According to 54-year firefighter and former chief Ron Garofalo, also from Rescue Company, ever since the temple fire, departments across the county have developed new ways to protect those in the fire services.
At the time of the temple fire, rubber gloves were used to help protect firefighters’ hands. When the rubber was exposed to heat, however, it would become sticky, making it harder to hold items and perform rescues during a fire. Now, departments use special fire retardant materials for their gloves, Garofalo said.
Additionally, the boots the firefighters used proved inadequate during the temple fire. They only reached up to their knees, Garofalo said, and were too low to protect a firefighter’s legs. Now fire departments use boots that reach up to firefighters’ thighs.
Area departments have also incorporated fire retardant hoods into their gear, which help protect the face and ears during rescues.
“So many injuries in the temple fire could have been prevented if we had those things,” Garofalo said.
To address the chaos that ensued after the temple roof collapsed, fire departments in Nassau County adopted a standard identification tag system that requires all firefighters to hand in a name tag before entering a burning building. Prior to the temple fire, there was no way of knowing how many and which firefighters had entered a building.
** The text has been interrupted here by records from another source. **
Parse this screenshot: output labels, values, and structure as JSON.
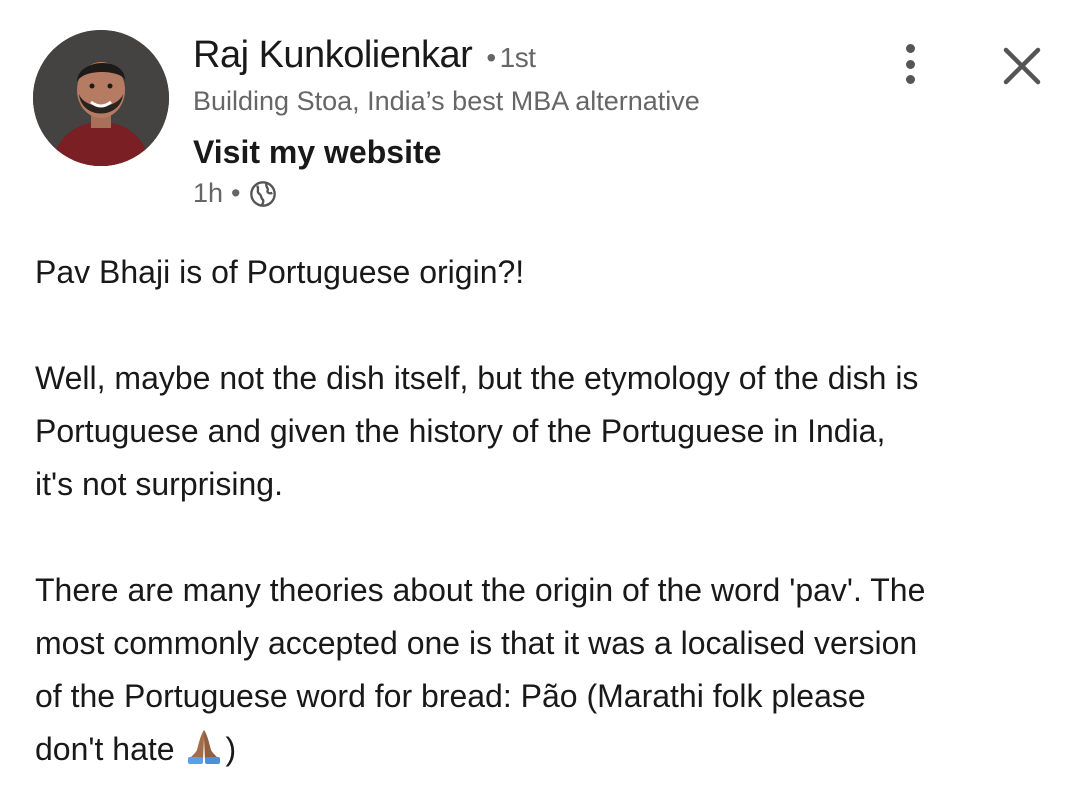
{
  "post": {
    "author": {
      "name": "Raj Kunkolienkar",
      "degree_separator": "•",
      "degree": "1st",
      "headline": "Building Stoa, India’s best MBA alternative",
      "link_label": "Visit my website"
    },
    "meta": {
      "time": "1h",
      "separator": "•",
      "visibility_icon": "globe-icon"
    },
    "body": {
      "paragraph_1": "Pav Bhaji is of Portuguese origin?!",
      "paragraph_2": "Well, maybe not the dish itself, but the etymology of the dish is\nPortuguese and given the history of the Portuguese in India,\nit's not surprising.",
      "paragraph_3": "There are many theories about the origin of the word 'pav'. The\nmost commonly accepted one is that it was a localised version\nof the Portuguese word for bread: Pão (Marathi folk please\ndon't hate ",
      "paragraph_3_end": ")",
      "emoji": "folded-hands-emoji"
    }
  },
  "header_icons": {
    "more": "more-vertical-icon",
    "close": "close-icon"
  },
  "colors": {
    "text_primary": "#191919",
    "text_secondary": "#666666",
    "icon": "#555555",
    "background": "#ffffff"
  }
}
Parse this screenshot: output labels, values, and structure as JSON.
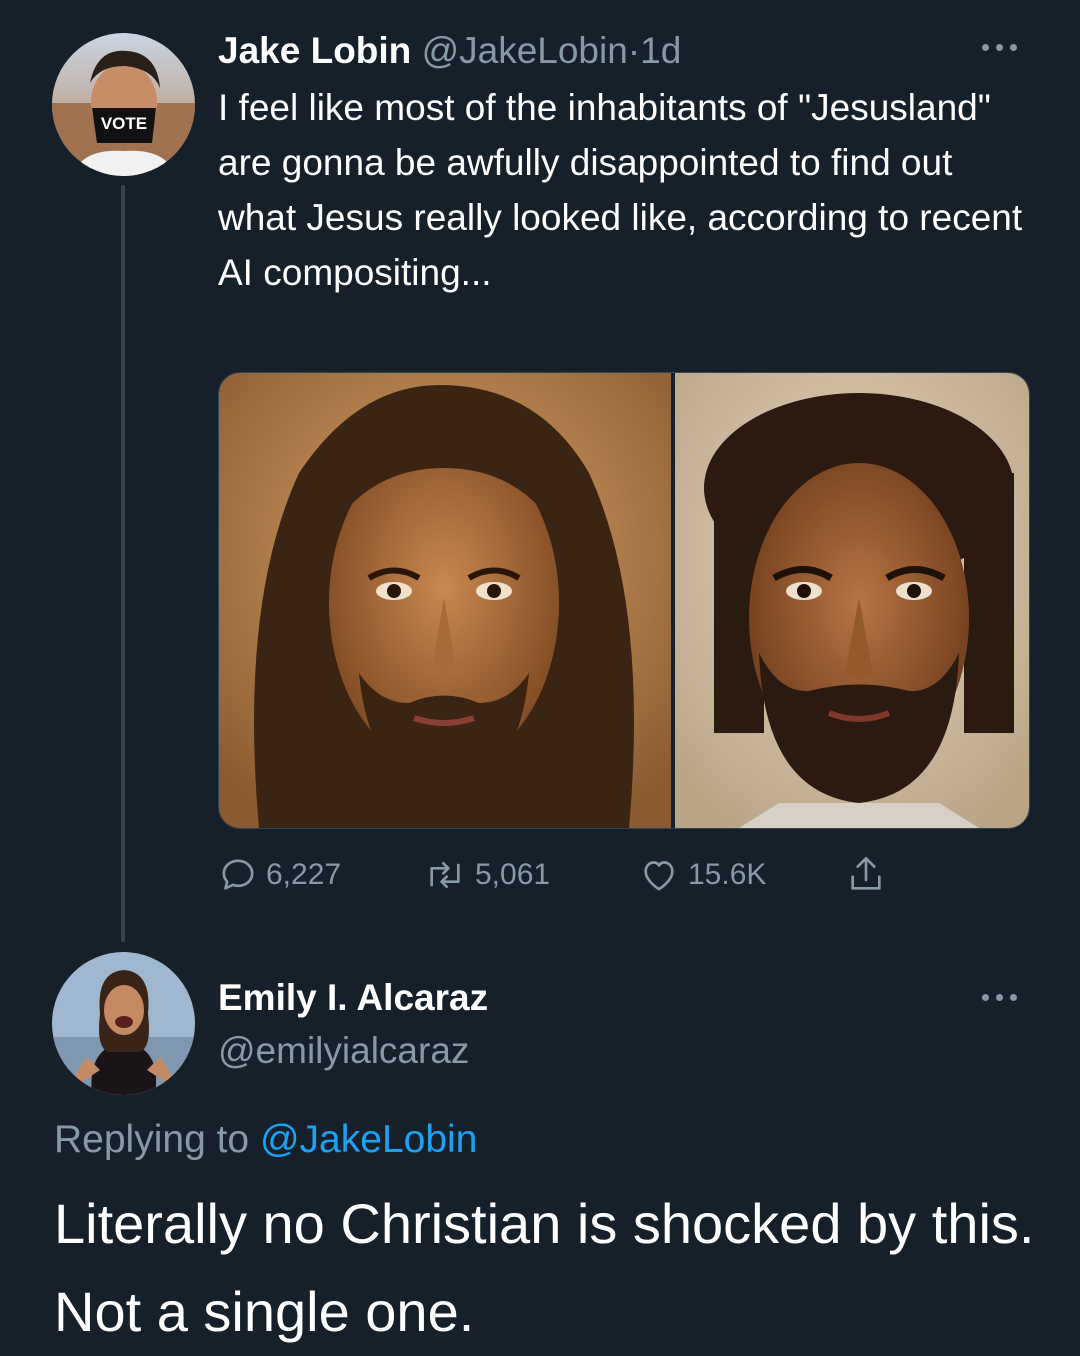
{
  "tweet": {
    "author_name": "Jake Lobin",
    "author_handle": "@JakeLobin",
    "separator": "·",
    "time": "1d",
    "text": "I feel like most of the inhabitants of \"Jesusland\" are gonna be awfully disappointed to find out what Jesus really looked like, according to recent AI compositing...",
    "avatar_mask_text": "VOTE",
    "stats": {
      "replies": "6,227",
      "retweets": "5,061",
      "likes": "15.6K"
    }
  },
  "reply": {
    "author_name": "Emily I. Alcaraz",
    "author_handle": "@emilyialcaraz",
    "replying_prefix": "Replying to",
    "replying_mention": "@JakeLobin",
    "text": "Literally no Christian is shocked by this. Not a single one."
  },
  "colors": {
    "background": "#15202b",
    "secondary_text": "#8899a6",
    "link": "#1da1f2",
    "divider": "#38444d"
  },
  "icons": [
    "reply-icon",
    "retweet-icon",
    "like-icon",
    "share-icon",
    "more-icon"
  ]
}
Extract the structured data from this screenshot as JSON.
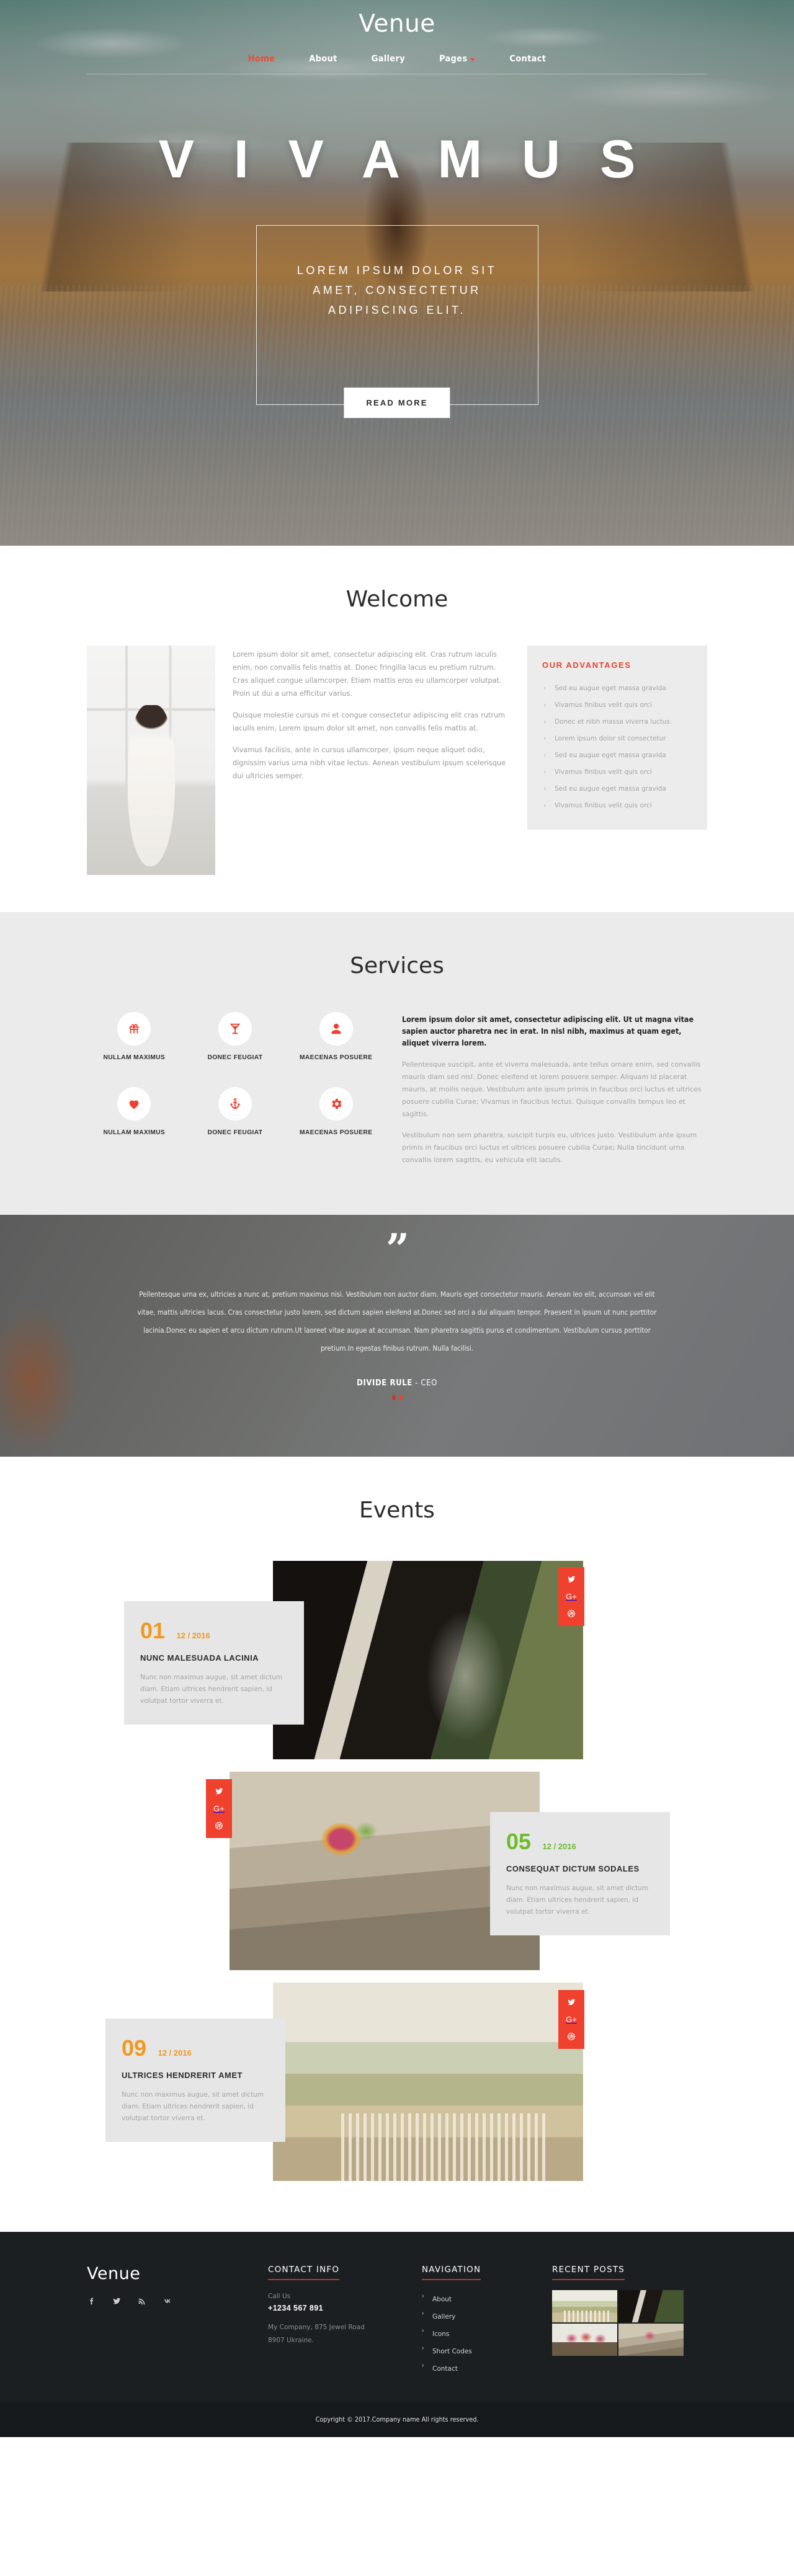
{
  "brand": "Venue",
  "nav": {
    "items": [
      {
        "label": "Home",
        "active": true,
        "caret": false
      },
      {
        "label": "About",
        "active": false,
        "caret": false
      },
      {
        "label": "Gallery",
        "active": false,
        "caret": false
      },
      {
        "label": "Pages",
        "active": false,
        "caret": true
      },
      {
        "label": "Contact",
        "active": false,
        "caret": false
      }
    ]
  },
  "hero": {
    "title": "V I V A M U S",
    "subtitle": "LOREM IPSUM DOLOR SIT AMET, CONSECTETUR ADIPISCING ELIT.",
    "button": "READ MORE"
  },
  "welcome": {
    "title": "Welcome",
    "paragraphs": [
      "Lorem ipsum dolor sit amet, consectetur adipiscing elit. Cras rutrum iaculis enim, non convallis felis mattis at. Donec fringilla lacus eu pretium rutrum. Cras aliquet congue ullamcorper. Etiam mattis eros eu ullamcorper volutpat. Proin ut dui a urna efficitur varius.",
      "Quisque molestie cursus mi et congue consectetur adipiscing elit cras rutrum iaculis enim, Lorem ipsum dolor sit amet, non convallis felis mattis at.",
      "Vivamus facilisis, ante in cursus ullamcorper, ipsum neque aliquet odio, dignissim varius urna nibh vitae lectus. Aenean vestibulum ipsum scelerisque dui ultricies semper."
    ],
    "advantages_title": "OUR ADVANTAGES",
    "advantages": [
      "Sed eu augue eget massa gravida",
      "Vivamus finibus velit quis orci",
      "Donec et nibh massa viverra luctus.",
      "Lorem ipsum dolor sit consectetur",
      "Sed eu augue eget massa gravida",
      "Vivamus finibus velit quis orci",
      "Sed eu augue eget massa gravida",
      "Vivamus finibus velit quis orci"
    ]
  },
  "services": {
    "title": "Services",
    "items": [
      {
        "icon": "gift-icon",
        "label": "NULLAM MAXIMUS"
      },
      {
        "icon": "cocktail-icon",
        "label": "DONEC FEUGIAT"
      },
      {
        "icon": "user-icon",
        "label": "MAECENAS POSUERE"
      },
      {
        "icon": "heart-icon",
        "label": "NULLAM MAXIMUS"
      },
      {
        "icon": "anchor-icon",
        "label": "DONEC FEUGIAT"
      },
      {
        "icon": "gear-icon",
        "label": "MAECENAS POSUERE"
      }
    ],
    "lead": "Lorem ipsum dolor sit amet, consectetur adipiscing elit. Ut ut magna vitae sapien auctor pharetra nec in erat. In nisl nibh, maximus at quam eget, aliquet viverra lorem.",
    "paragraphs": [
      "Pellentesque suscipit, ante et viverra malesuada, ante tellus ornare enim, sed convallis mauris diam sed nisl. Donec eleifend et lorem posuere semper. Aliquam id placerat mauris, at mollis neque. Vestibulum ante ipsum primis in faucibus orci luctus et ultrices posuere cubilia Curae; Vivamus in faucibus lectus. Quisque convallis tempus leo et sagittis.",
      "Vestibulum non sem pharetra, suscipit turpis eu, ultrices justo. Vestibulum ante ipsum primis in faucibus orci luctus et ultrices posuere cubilia Curae; Nulla tincidunt urna convallis lorem sagittis, eu vehicula elit iaculis."
    ]
  },
  "testimonial": {
    "quote_glyph": "”",
    "text": "Pellentesque urna ex, ultricies a nunc at, pretium maximus nisi. Vestibulum non auctor diam. Mauris eget consectetur mauris. Aenean leo elit, accumsan vel elit vitae, mattis ultricies lacus. Cras consectetur justo lorem, sed dictum sapien eleifend at.Donec sed orci a dui aliquam tempor. Praesent in ipsum ut nunc porttitor lacinia.Donec eu sapien et arcu dictum rutrum.Ut laoreet vitae augue at accumsan. Nam pharetra sagittis purus et condimentum. Vestibulum cursus porttitor pretium.In egestas finibus rutrum. Nulla facilisi.",
    "author_name": "DIVIDE RULE",
    "author_role": "- CEO"
  },
  "events": {
    "title": "Events",
    "share_icons": [
      "twitter-icon",
      "google-plus-icon",
      "dribbble-icon"
    ],
    "items": [
      {
        "num": "01",
        "date": "12 / 2016",
        "accent": "#f0991e",
        "title": "NUNC MALESUADA LACINIA",
        "desc": "Nunc non maximus augue, sit amet dictum diam. Etiam ultrices hendrerit sapien, id volutpat tortor viverra et."
      },
      {
        "num": "05",
        "date": "12 / 2016",
        "accent": "#6fbb2c",
        "title": "CONSEQUAT DICTUM SODALES",
        "desc": "Nunc non maximus augue, sit amet dictum diam. Etiam ultrices hendrerit sapien, id volutpat tortor viverra et."
      },
      {
        "num": "09",
        "date": "12 / 2016",
        "accent": "#f0991e",
        "title": "ULTRICES HENDRERIT AMET",
        "desc": "Nunc non maximus augue, sit amet dictum diam. Etiam ultrices hendrerit sapien, id volutpat tortor viverra et."
      }
    ]
  },
  "footer": {
    "brand": "Venue",
    "social": [
      "facebook-icon",
      "twitter-icon",
      "rss-icon",
      "vk-icon"
    ],
    "contact_heading": "CONTACT INFO",
    "call_label": "Call Us",
    "phone": "+1234 567 891",
    "address_line1": "My Company, 875 Jewel Road",
    "address_line2": "8907 Ukraine.",
    "nav_heading": "NAVIGATION",
    "nav_items": [
      "About",
      "Gallery",
      "Icons",
      "Short Codes",
      "Contact"
    ],
    "posts_heading": "RECENT POSTS",
    "copyright": "Copyright © 2017.Company name All rights reserved."
  },
  "colors": {
    "accent_red": "#f0412f",
    "accent_orange": "#f0991e",
    "accent_green": "#6fbb2c",
    "footer_bg": "#1b1f21"
  }
}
For Garofalo, the hardest part about the immediate aftermath of the temple fire, he said, were those critical moments after the collapse, worrying if everyone had gotten out. The biggest long-term effect, though, was dealing with the death of his lieutenant, Tate.
“Tate was a smart man, who was very knowledgeable about fires . . . He was the type of person who would give you the shirt off his back,” Garofalo said with emotion in his voice. “This was one of the worst fires that I’ve ever seen and the deaths really affected me.”
After the memorial service on Sunday, attendedees celebrated a Mass at Holy Name of Mary Church where Mayor Ed Fare made a speech to honor Tate and Moran.
Fare joined the Fire Department the year after the blaze. He views the fire as not just a tragedy, but as a lesson that should never be forgotten.
“The sacrifices — mental, physical and emotional — made by everyone that day were not made in vain, [because] critical life-saving lessons were learned from that awful scene,” he said. “Advances in firefighting have become part of new protocols . . . We can honor their memories by ensuring the safety of future generations of firefighters.”